The occurrence of osteoporotic fractures is growing in several world areas

What is osteoporosis? Osteoporosis is an acquired condition characterized by reduced bone mass and micro-architectural deterioration of bone tissue, thereby causing bones to weaken. This results in increased susceptibility to fractures, which in turn contributes to higher risk of disability, and a poor state of general health. Given the steady rise in life expectancy, the occurrence of osteoporotic fractures is growing in several world areas. This poses an important economical burden to health systems, patients and their families. Even though this problematic has been already well reported, many concur that this disease is still markedly underdiagnosed, and therefore future fracture risk is also considerably underestimated, despite being preventable.

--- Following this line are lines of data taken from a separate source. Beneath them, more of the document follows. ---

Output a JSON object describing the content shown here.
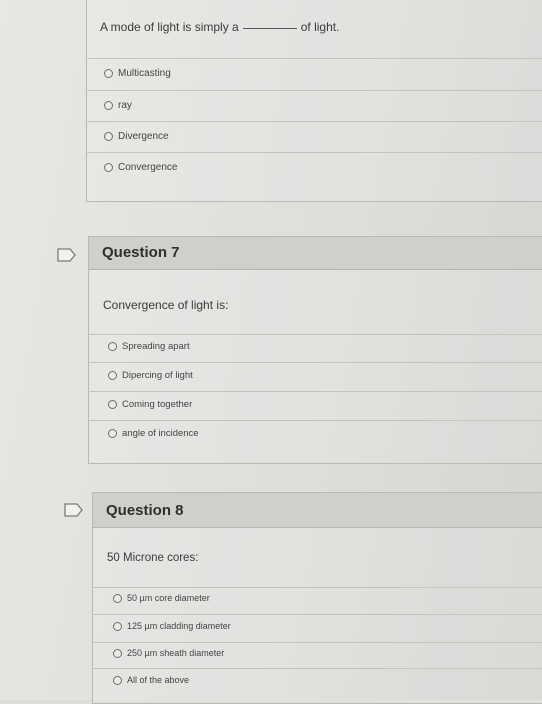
{
  "q6": {
    "prompt_before": "A mode of light is simply a",
    "prompt_after": "of light.",
    "options": [
      "Multicasting",
      "ray",
      "Divergence",
      "Convergence"
    ]
  },
  "q7": {
    "title": "Question 7",
    "prompt": "Convergence of light is:",
    "options": [
      "Spreading apart",
      "Dipercing of light",
      "Coming together",
      "angle of incidence"
    ]
  },
  "q8": {
    "title": "Question 8",
    "prompt": "50 Microne cores:",
    "options": [
      "50 µm core diameter",
      "125 µm cladding diameter",
      "250 µm sheath diameter",
      "All of the above"
    ]
  },
  "icons": {
    "flag": "flag-icon"
  }
}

Up to 50% of women older than 50 years of age are at risk of osteoporosis

Who has osteoporosis? Approximately 200 million people in the world are affected by osteoporosis, and 8.9 million fractures occur annually worldwide, resulting in an osteoporotic fracture every 3 seconds. Although it is known that this condition in general affects both aging women and men, as well as young adults, the most common type is postmenopausal osteoporosis. This is a primary form of the disease afflicting women, due to oestrogen deficiency as a result of menopause. Women are thus four times more likely to develop osteoporosis than men, and therefore more female patients are affected by osteoporotic fractures. The incidence of fractures varies notably by country, but on average up to 50% of women older than 50 years of age are at risk.

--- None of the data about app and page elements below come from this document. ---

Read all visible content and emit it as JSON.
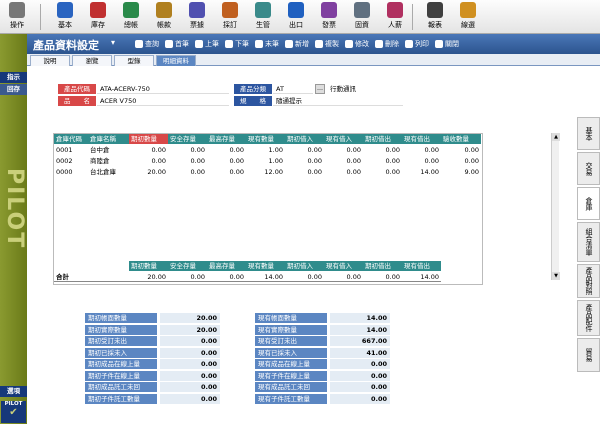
{
  "toolbar": {
    "items": [
      "操作",
      "基本",
      "庫存",
      "總帳",
      "帳款",
      "票據",
      "採訂",
      "生管",
      "出口",
      "發票",
      "固資",
      "人薪",
      "報表",
      "線選"
    ]
  },
  "sidebar": {
    "top_label": "指示",
    "second_label": "回存",
    "brand": "PILOT",
    "bottom_label": "選項",
    "logo": "PILOT"
  },
  "window": {
    "title": "產品資料設定",
    "nav": [
      "查詢",
      "首筆",
      "上筆",
      "下筆",
      "末筆",
      "新增",
      "複製",
      "修改",
      "刪除",
      "列印",
      "關閉"
    ]
  },
  "tabs": [
    "說明",
    "瀏覽",
    "型錄",
    "明細資料"
  ],
  "fields": {
    "code_label": "產品代碼",
    "code_value": "ATA-ACERV-750",
    "name_label": "品　　名",
    "name_value": "ACER V750",
    "cat_label": "產品分類",
    "cat_value": "AT",
    "cat_desc": "行動通訊",
    "spec_label": "規　　格",
    "spec_value": "隨通提示"
  },
  "table": {
    "headers": [
      "倉庫代碼",
      "倉庫名稱",
      "期初數量",
      "安全存量",
      "最高存量",
      "現有數量",
      "期初借入",
      "現有借入",
      "期初借出",
      "現有借出",
      "驗收數量"
    ],
    "rows": [
      [
        "0001",
        "台中倉",
        "0.00",
        "0.00",
        "0.00",
        "1.00",
        "0.00",
        "0.00",
        "0.00",
        "0.00",
        "0.00"
      ],
      [
        "0002",
        "商陸倉",
        "0.00",
        "0.00",
        "0.00",
        "1.00",
        "0.00",
        "0.00",
        "0.00",
        "0.00",
        "0.00"
      ],
      [
        "0000",
        "台北倉庫",
        "20.00",
        "0.00",
        "0.00",
        "12.00",
        "0.00",
        "0.00",
        "0.00",
        "14.00",
        "9.00"
      ]
    ],
    "total_headers": [
      "期初數量",
      "安全存量",
      "最高存量",
      "現有數量",
      "期初借入",
      "現有借入",
      "期初借出",
      "現有借出"
    ],
    "total_label": "合計",
    "total_values": [
      "20.00",
      "0.00",
      "0.00",
      "14.00",
      "0.00",
      "0.00",
      "0.00",
      "14.00"
    ]
  },
  "summary_left": [
    {
      "label": "期初帳面數量",
      "value": "20.00"
    },
    {
      "label": "期初實際數量",
      "value": "20.00"
    },
    {
      "label": "期初受訂未出",
      "value": "0.00"
    },
    {
      "label": "期初已採未入",
      "value": "0.00"
    },
    {
      "label": "期初成品在線上量",
      "value": "0.00"
    },
    {
      "label": "期初子件在線上量",
      "value": "0.00"
    },
    {
      "label": "期初成品託工未回",
      "value": "0.00"
    },
    {
      "label": "期初子件託工數量",
      "value": "0.00"
    }
  ],
  "summary_right": [
    {
      "label": "現有帳面數量",
      "value": "14.00"
    },
    {
      "label": "現有實際數量",
      "value": "14.00"
    },
    {
      "label": "現有受訂未出",
      "value": "667.00"
    },
    {
      "label": "現有已採未入",
      "value": "41.00"
    },
    {
      "label": "現有成品在線上量",
      "value": "0.00"
    },
    {
      "label": "現有子件在線上量",
      "value": "0.00"
    },
    {
      "label": "現有成品託工未回",
      "value": "0.00"
    },
    {
      "label": "現有子件託工數量",
      "value": "0.00"
    }
  ],
  "right_tabs": [
    "基本",
    "交易",
    "倉庫",
    "組合清單",
    "產品對照",
    "產品配件",
    "貿易"
  ]
}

Osteoporosis is often called a “silent disease” because you may not notice any symptom until a bone breaks

©World Osteoporosis Day 2017
How can we prevent osteoporotic fractures from happening? This is possible when people at high risk are identified at an early stage, and follow preventive strategies, such as regular exercise regimen, dietary calcium intake and vitamin D supplementation, in order to improve bone health and muscle strength. Nevertheless, osteoporosis is often called a “silent disease” because you may not notice any symptom until a bone breaks, which poses many hurdles when it comes to early diagnosis. In addition, the rates of screening are low and the current criteria used for bone mineral density to identify those at high risk are not very sensitive, thus leaving osteoporosis undiagnosed in many patients.

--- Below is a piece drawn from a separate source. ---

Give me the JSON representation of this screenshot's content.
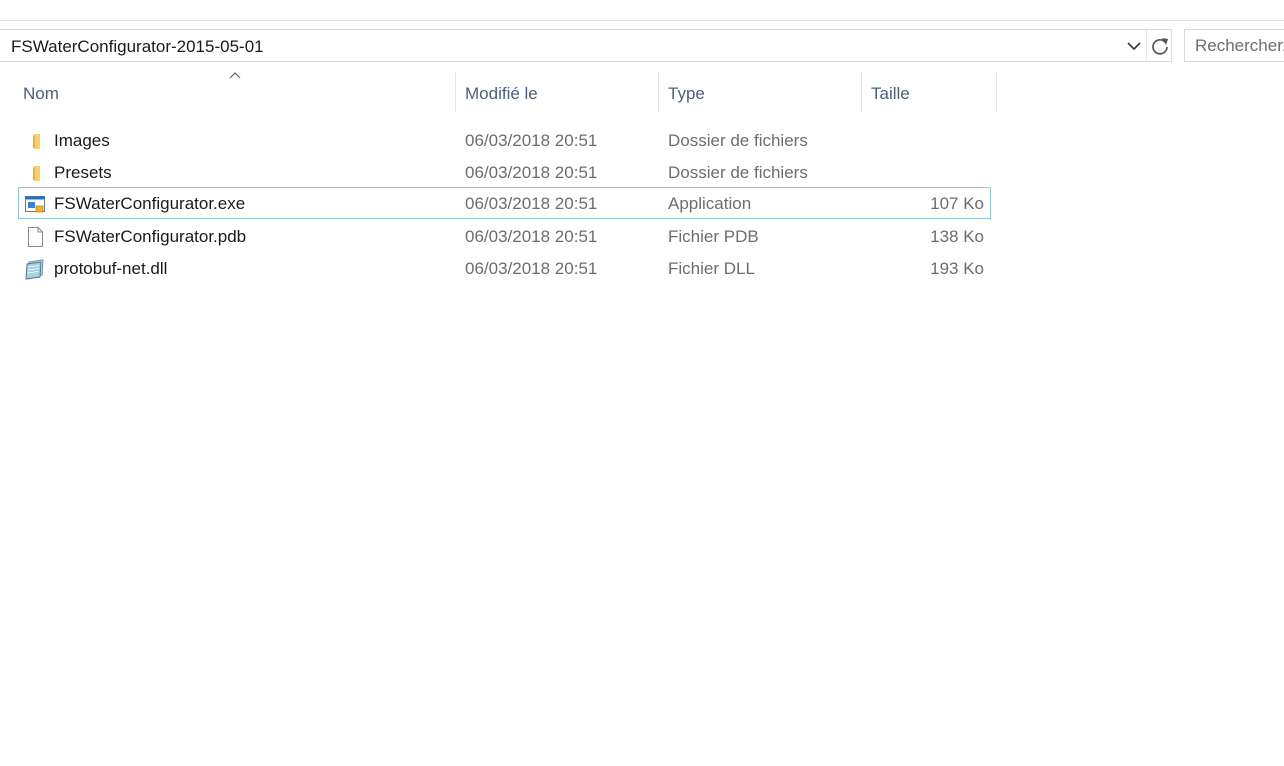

In order to improve the correct diagnosis, many predictive software-based tools have been developed over the last years. Not many of them are however, currently used to support clinical decision making to assess the disease, and discriminate between patients at high-risk and those at low-risk. For this reason, the team of ImageBiopsy Lab devotes all the energies to solve this problem using state-of-the-art computer-vision and AI technology.

To learn more about the ‘Love your Bones – Protect your Future’ campaign, click here .

 

written by Ines Fernandez Maestre